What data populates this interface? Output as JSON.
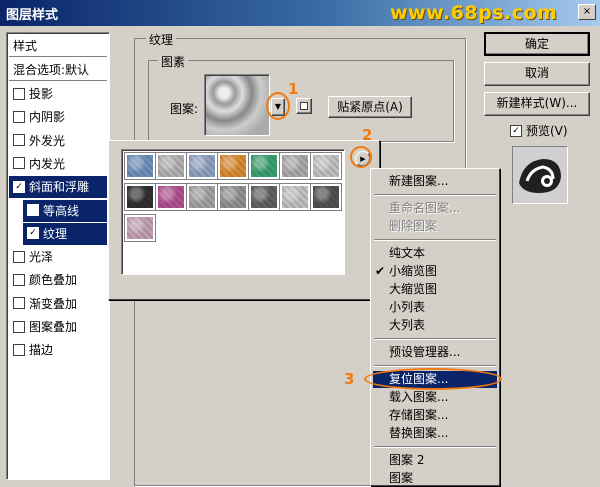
{
  "window": {
    "title": "图层样式",
    "watermark": "www.68ps.com",
    "close": "×"
  },
  "style_list": {
    "header": "样式",
    "blend_options": "混合选项:默认",
    "items": [
      {
        "label": "投影",
        "checked": false
      },
      {
        "label": "内阴影",
        "checked": false
      },
      {
        "label": "外发光",
        "checked": false
      },
      {
        "label": "内发光",
        "checked": false
      },
      {
        "label": "斜面和浮雕",
        "checked": true
      },
      {
        "label": "等高线",
        "checked": false
      },
      {
        "label": "纹理",
        "checked": true
      },
      {
        "label": "光泽",
        "checked": false
      },
      {
        "label": "颜色叠加",
        "checked": false
      },
      {
        "label": "渐变叠加",
        "checked": false
      },
      {
        "label": "图案叠加",
        "checked": false
      },
      {
        "label": "描边",
        "checked": false
      }
    ],
    "check_mark": "✓"
  },
  "texture_panel": {
    "group_title": "纹理",
    "sub_group_title": "图素",
    "pattern_label": "图案:",
    "snap_button": "贴紧原点(A)",
    "dropdown_arrow": "▼"
  },
  "buttons": {
    "ok": "确定",
    "cancel": "取消",
    "new_style": "新建样式(W)...",
    "preview": "预览(V)",
    "preview_checked": true
  },
  "pattern_picker": {
    "menu_arrow": "▶",
    "swatch_colors": [
      "#6e8fb8",
      "#b0b0b0",
      "#8ea0c0",
      "#d88a30",
      "#3aa070",
      "#a8a8a8",
      "#c0c0c0",
      "#303030",
      "#b05090",
      "#a0a0a0",
      "#909090",
      "#606060",
      "#c0c0c0",
      "#505050",
      "#c0a0b0"
    ]
  },
  "menu": {
    "groups": [
      [
        {
          "label": "新建图案...",
          "enabled": true
        }
      ],
      [
        {
          "label": "重命名图案...",
          "enabled": false
        },
        {
          "label": "删除图案",
          "enabled": false
        }
      ],
      [
        {
          "label": "纯文本",
          "enabled": true
        },
        {
          "label": "小缩览图",
          "enabled": true,
          "checked": true
        },
        {
          "label": "大缩览图",
          "enabled": true
        },
        {
          "label": "小列表",
          "enabled": true
        },
        {
          "label": "大列表",
          "enabled": true
        }
      ],
      [
        {
          "label": "预设管理器...",
          "enabled": true
        }
      ],
      [
        {
          "label": "复位图案...",
          "enabled": true,
          "highlighted": true
        },
        {
          "label": "载入图案...",
          "enabled": true
        },
        {
          "label": "存储图案...",
          "enabled": true
        },
        {
          "label": "替换图案...",
          "enabled": true
        }
      ],
      [
        {
          "label": "图案 2",
          "enabled": true
        },
        {
          "label": "图案",
          "enabled": true
        }
      ]
    ],
    "check_mark": "✔"
  },
  "annotations": {
    "one": "1",
    "two": "2",
    "three": "3",
    "accent": "#f07a10"
  }
}
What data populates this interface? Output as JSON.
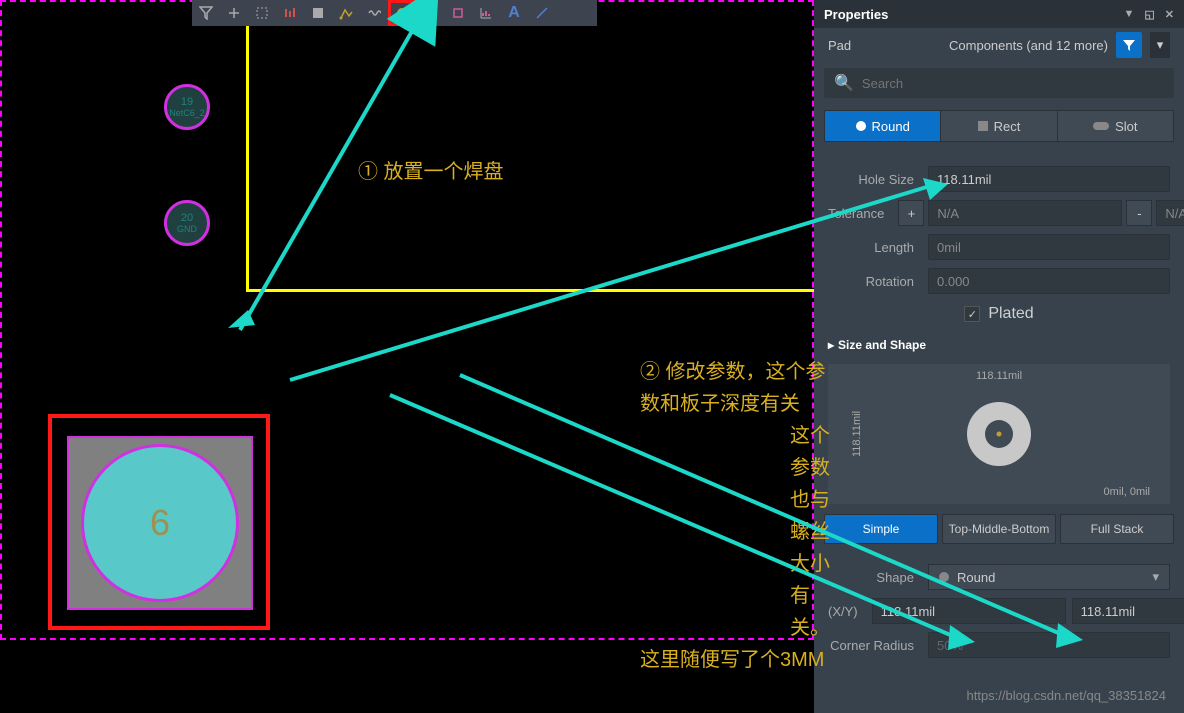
{
  "toolbar": {
    "items": [
      "filter",
      "plus",
      "select",
      "bar",
      "grid",
      "path",
      "tilde",
      "pad",
      "image",
      "box",
      "chart",
      "text",
      "line"
    ]
  },
  "pads": {
    "p19": {
      "num": "19",
      "net": "NetC6_2"
    },
    "p20": {
      "num": "20",
      "net": "GND"
    },
    "sel": {
      "num": "6"
    }
  },
  "annotations": {
    "a1": "① 放置一个焊盘",
    "a2_l1": "② 修改参数，这个参数和板子深度有关",
    "a2_l2": "这个参数也与螺丝大小有关。",
    "a2_l3": "这里随便写了个3MM"
  },
  "panel": {
    "title": "Properties",
    "object": "Pad",
    "filter_text": "Components (and 12 more)",
    "search_placeholder": "Search",
    "shape_tabs": {
      "round": "Round",
      "rect": "Rect",
      "slot": "Slot"
    },
    "hole_size_label": "Hole Size",
    "hole_size_value": "118.11mil",
    "tolerance_label": "Tolerance",
    "tol_plus": "+",
    "tol_minus": "-",
    "tol_na": "N/A",
    "length_label": "Length",
    "length_value": "0mil",
    "rotation_label": "Rotation",
    "rotation_value": "0.000",
    "plated_label": "Plated",
    "section_size": "Size and Shape",
    "preview_dim": "118.11mil",
    "preview_origin": "0mil, 0mil",
    "stack": {
      "simple": "Simple",
      "tmb": "Top-Middle-Bottom",
      "full": "Full Stack"
    },
    "shape_label": "Shape",
    "shape_value": "Round",
    "xy_label": "(X/Y)",
    "xy_x": "118.11mil",
    "xy_y": "118.11mil",
    "corner_label": "Corner Radius",
    "corner_value": "50%"
  },
  "watermark": "https://blog.csdn.net/qq_38351824"
}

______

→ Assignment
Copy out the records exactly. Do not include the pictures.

→ Output of the exercise
What data populates this interface? Output as JSON.
{
  "window": {
    "title": "图层样式",
    "watermark": "www.68ps.com",
    "close": "×"
  },
  "style_list": {
    "header": "样式",
    "blend_options": "混合选项:默认",
    "items": [
      {
        "label": "投影",
        "checked": false
      },
      {
        "label": "内阴影",
        "checked": false
      },
      {
        "label": "外发光",
        "checked": false
      },
      {
        "label": "内发光",
        "checked": false
      },
      {
        "label": "斜面和浮雕",
        "checked": true
      },
      {
        "label": "等高线",
        "checked": false
      },
      {
        "label": "纹理",
        "checked": true
      },
      {
        "label": "光泽",
        "checked": false
      },
      {
        "label": "颜色叠加",
        "checked": false
      },
      {
        "label": "渐变叠加",
        "checked": false
      },
      {
        "label": "图案叠加",
        "checked": false
      },
      {
        "label": "描边",
        "checked": false
      }
    ],
    "check_mark": "✓"
  },
  "texture_panel": {
    "group_title": "纹理",
    "sub_group_title": "图素",
    "pattern_label": "图案:",
    "snap_button": "贴紧原点(A)",
    "dropdown_arrow": "▼"
  },
  "buttons": {
    "ok": "确定",
    "cancel": "取消",
    "new_style": "新建样式(W)...",
    "preview": "预览(V)",
    "preview_checked": true
  },
  "pattern_picker": {
    "menu_arrow": "▶",
    "swatch_colors": [
      "#6e8fb8",
      "#b0b0b0",
      "#8ea0c0",
      "#d88a30",
      "#3aa070",
      "#a8a8a8",
      "#c0c0c0",
      "#303030",
      "#b05090",
      "#a0a0a0",
      "#909090",
      "#606060",
      "#c0c0c0",
      "#505050",
      "#c0a0b0"
    ]
  },
  "menu": {
    "groups": [
      [
        {
          "label": "新建图案...",
          "enabled": true
        }
      ],
      [
        {
          "label": "重命名图案...",
          "enabled": false
        },
        {
          "label": "删除图案",
          "enabled": false
        }
      ],
      [
        {
          "label": "纯文本",
          "enabled": true
        },
        {
          "label": "小缩览图",
          "enabled": true,
          "checked": true
        },
        {
          "label": "大缩览图",
          "enabled": true
        },
        {
          "label": "小列表",
          "enabled": true
        },
        {
          "label": "大列表",
          "enabled": true
        }
      ],
      [
        {
          "label": "预设管理器...",
          "enabled": true
        }
      ],
      [
        {
          "label": "复位图案...",
          "enabled": true,
          "highlighted": true
        },
        {
          "label": "载入图案...",
          "enabled": true
        },
        {
          "label": "存储图案...",
          "enabled": true
        },
        {
          "label": "替换图案...",
          "enabled": true
        }
      ],
      [
        {
          "label": "图案 2",
          "enabled": true
        },
        {
          "label": "图案",
          "enabled": true
        }
      ]
    ],
    "check_mark": "✔"
  },
  "annotations": {
    "one": "1",
    "two": "2",
    "three": "3",
    "accent": "#f07a10"
  }
}
What data populates this interface? Output as JSON.
{
  "toolbar": {
    "items": [
      "filter",
      "plus",
      "select",
      "bar",
      "grid",
      "path",
      "tilde",
      "pad",
      "image",
      "box",
      "chart",
      "text",
      "line"
    ]
  },
  "pads": {
    "p19": {
      "num": "19",
      "net": "NetC6_2"
    },
    "p20": {
      "num": "20",
      "net": "GND"
    },
    "sel": {
      "num": "6"
    }
  },
  "annotations": {
    "a1": "① 放置一个焊盘",
    "a2_l1": "② 修改参数，这个参数和板子深度有关",
    "a2_l2": "这个参数也与螺丝大小有关。",
    "a2_l3": "这里随便写了个3MM"
  },
  "panel": {
    "title": "Properties",
    "object": "Pad",
    "filter_text": "Components (and 12 more)",
    "search_placeholder": "Search",
    "shape_tabs": {
      "round": "Round",
      "rect": "Rect",
      "slot": "Slot"
    },
    "hole_size_label": "Hole Size",
    "hole_size_value": "118.11mil",
    "tolerance_label": "Tolerance",
    "tol_plus": "+",
    "tol_minus": "-",
    "tol_na": "N/A",
    "length_label": "Length",
    "length_value": "0mil",
    "rotation_label": "Rotation",
    "rotation_value": "0.000",
    "plated_label": "Plated",
    "section_size": "Size and Shape",
    "preview_dim": "118.11mil",
    "preview_origin": "0mil, 0mil",
    "stack": {
      "simple": "Simple",
      "tmb": "Top-Middle-Bottom",
      "full": "Full Stack"
    },
    "shape_label": "Shape",
    "shape_value": "Round",
    "xy_label": "(X/Y)",
    "xy_x": "118.11mil",
    "xy_y": "118.11mil",
    "corner_label": "Corner Radius",
    "corner_value": "50%"
  },
  "watermark": "https://blog.csdn.net/qq_38351824"
}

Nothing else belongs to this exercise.